ACTIVITY:
Look through the records that follow. Copy every line containing the word "JSON".
+++ RECORDS TO PROCESS +++
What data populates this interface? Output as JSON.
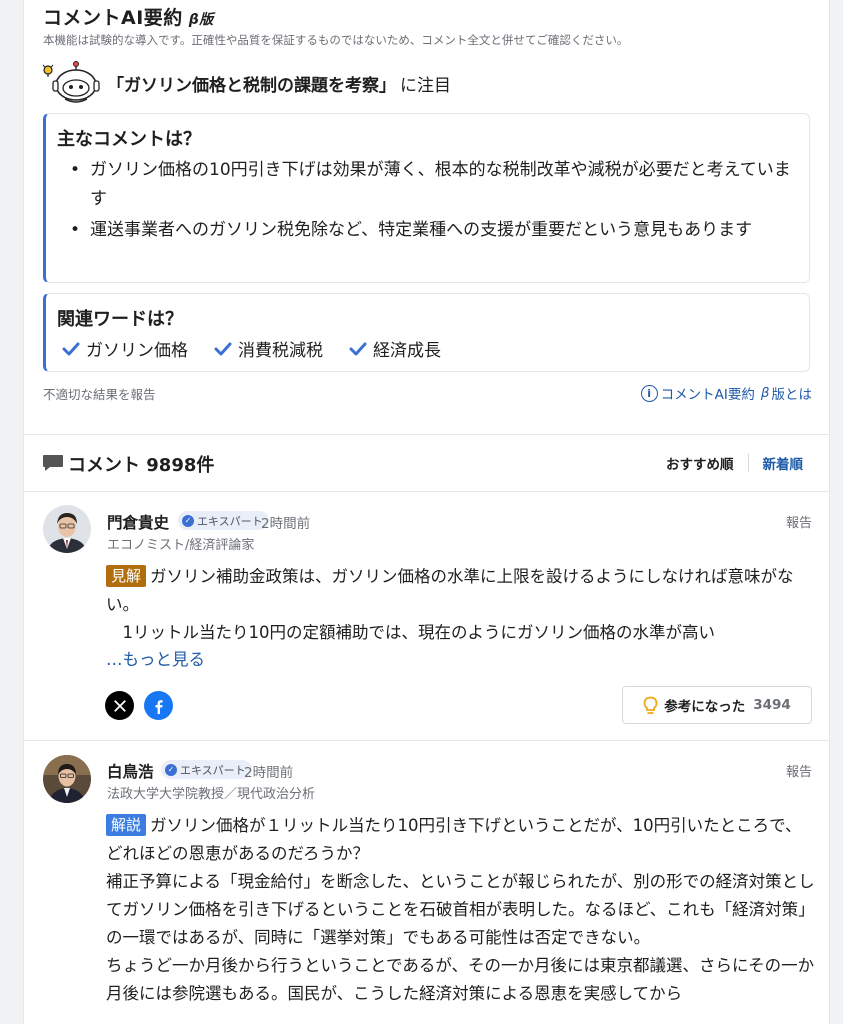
{
  "ai_summary": {
    "title": "コメントAI要約",
    "beta": "β版",
    "disclaimer": "本機能は試験的な導入です。正確性や品質を保証するものではないため、コメント全文と併せてご確認ください。",
    "topic_main": "「ガソリン価格と税制の課題を考察」",
    "topic_suffix": "に注目",
    "main_heading": "主なコメントは？",
    "main_points": [
      "ガソリン価格の10円引き下げは効果が薄く、根本的な税制改革や減税が必要だと考えています",
      "運送事業者へのガソリン税免除など、特定業種への支援が重要だという意見もあります"
    ],
    "words_heading": "関連ワードは？",
    "words": [
      "ガソリン価格",
      "消費税減税",
      "経済成長"
    ],
    "report_link": "不適切な結果を報告",
    "about_link_prefix": "コメントAI要約",
    "about_link_beta": "β",
    "about_link_suffix": "版とは"
  },
  "comments_header": {
    "title": "コメント 9898件",
    "sort_recommended": "おすすめ順",
    "sort_newest": "新着順"
  },
  "comments": [
    {
      "name": "門倉貴史",
      "badge": "エキスパート",
      "time": "2時間前",
      "report": "報告",
      "role": "エコノミスト/経済評論家",
      "tag": "見解",
      "text": "ガソリン補助金政策は、ガソリン価格の水準に上限を設けるようにしなければ意味がない。\n　1リットル当たり10円の定額補助では、現在のようにガソリン価格の水準が高い",
      "more": "…もっと見る",
      "helpful_label": "参考になった",
      "helpful_count": "3494"
    },
    {
      "name": "白鳥浩",
      "badge": "エキスパート",
      "time": "2時間前",
      "report": "報告",
      "role": "法政大学大学院教授／現代政治分析",
      "tag": "解説",
      "text": "ガソリン価格が１リットル当たり10円引き下げということだが、10円引いたところで、どれほどの恩恵があるのだろうか？\n補正予算による「現金給付」を断念した、ということが報じられたが、別の形での経済対策としてガソリン価格を引き下げるということを石破首相が表明した。なるほど、これも「経済対策」の一環ではあるが、同時に「選挙対策」でもある可能性は否定できない。\nちょうど一か月後から行うということであるが、その一か月後には東京都議選、さらにその一か月後には参院選もある。国民が、こうした経済対策による恩恵を実感してから"
    }
  ]
}
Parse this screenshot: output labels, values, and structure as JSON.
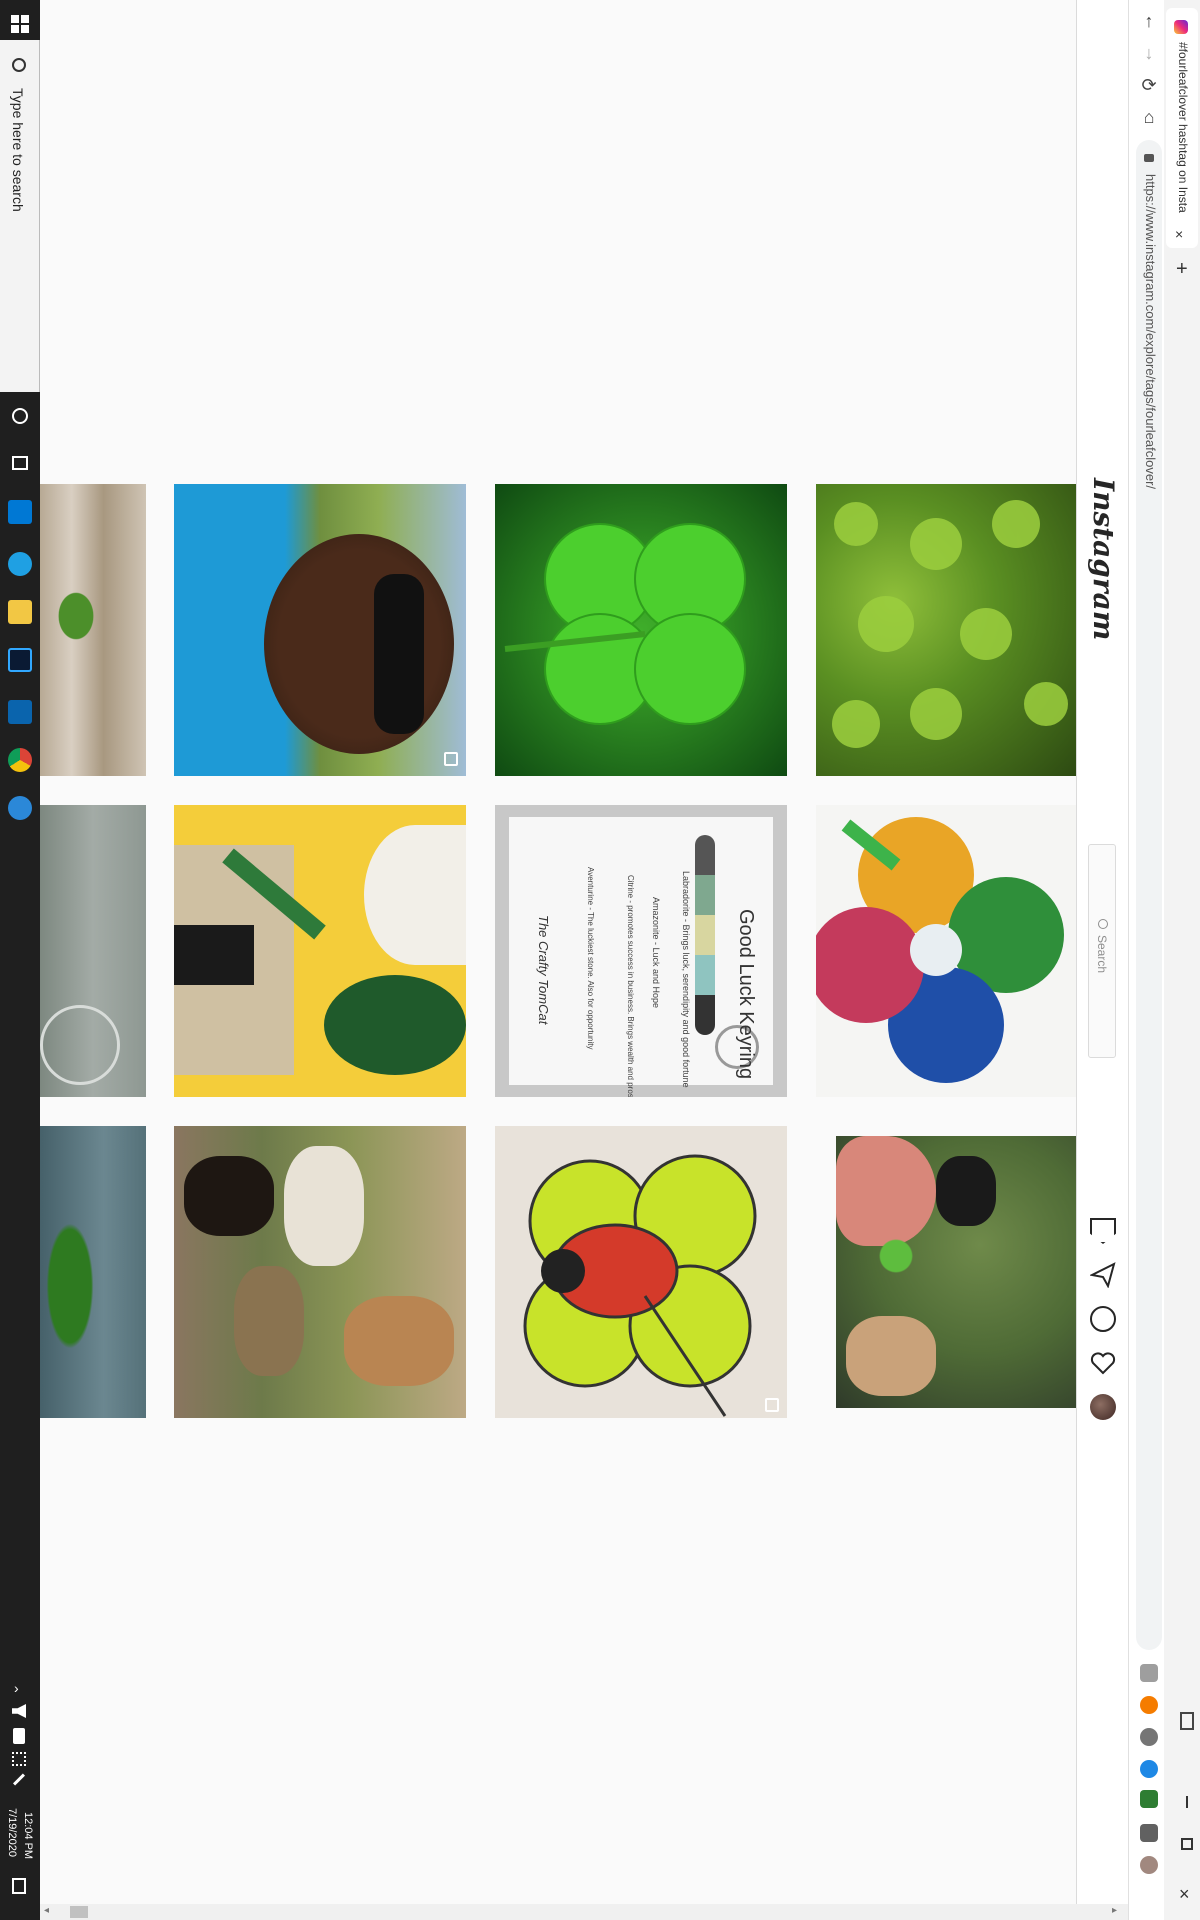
{
  "taskbar": {
    "search_placeholder": "Type here to search",
    "time": "12:04 PM",
    "date": "7/19/2020"
  },
  "browser": {
    "tab_title": "#fourleafclover hashtag on Insta",
    "url": "https://www.instagram.com/explore/tags/fourleafclover/",
    "new_tab_label": "+",
    "tab_close_label": "×"
  },
  "instagram": {
    "logo": "Instagram",
    "search_placeholder": "Search"
  },
  "posts": [
    {
      "row": 1,
      "col": 1,
      "subject": "clover on wooden boards"
    },
    {
      "row": 1,
      "col": 2,
      "subject": "smiling person selfie in field"
    },
    {
      "row": 1,
      "col": 3,
      "subject": "four leaf clover close-up"
    },
    {
      "row": 1,
      "col": 4,
      "subject": "patch of clover leaves"
    },
    {
      "row": 2,
      "col": 1,
      "subject": "glass with clover pattern"
    },
    {
      "row": 2,
      "col": 2,
      "subject": "travel flat lay on yellow"
    },
    {
      "row": 2,
      "col": 3,
      "subject": "good luck keyring card"
    },
    {
      "row": 2,
      "col": 4,
      "subject": "quilled rainbow four leaf clover"
    },
    {
      "row": 3,
      "col": 1,
      "subject": "clover leaf in water"
    },
    {
      "row": 3,
      "col": 2,
      "subject": "group of dogs on path"
    },
    {
      "row": 3,
      "col": 3,
      "subject": "stained glass clover with ladybug"
    },
    {
      "row": 3,
      "col": 4,
      "subject": "hand holding clover with dogs"
    }
  ],
  "keyring_card": {
    "title": "Good Luck Keyring",
    "lines": [
      "Labradorite - Brings luck, serendipity and good fortune",
      "Amazonite - Luck and Hope",
      "Citrine - promotes success in business. Brings wealth and prosperity",
      "Aventurine - The luckiest stone. Also for opportunity"
    ],
    "brand": "The Crafty TomCat"
  },
  "colors": {
    "accent_green": "#3fae2a",
    "instagram_text": "#262626",
    "page_bg": "#fafafa"
  }
}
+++
RESPONSE AREA:
What data populates this interface? Output as JSON.
Parse this screenshot: output labels, values, and structure as JSON.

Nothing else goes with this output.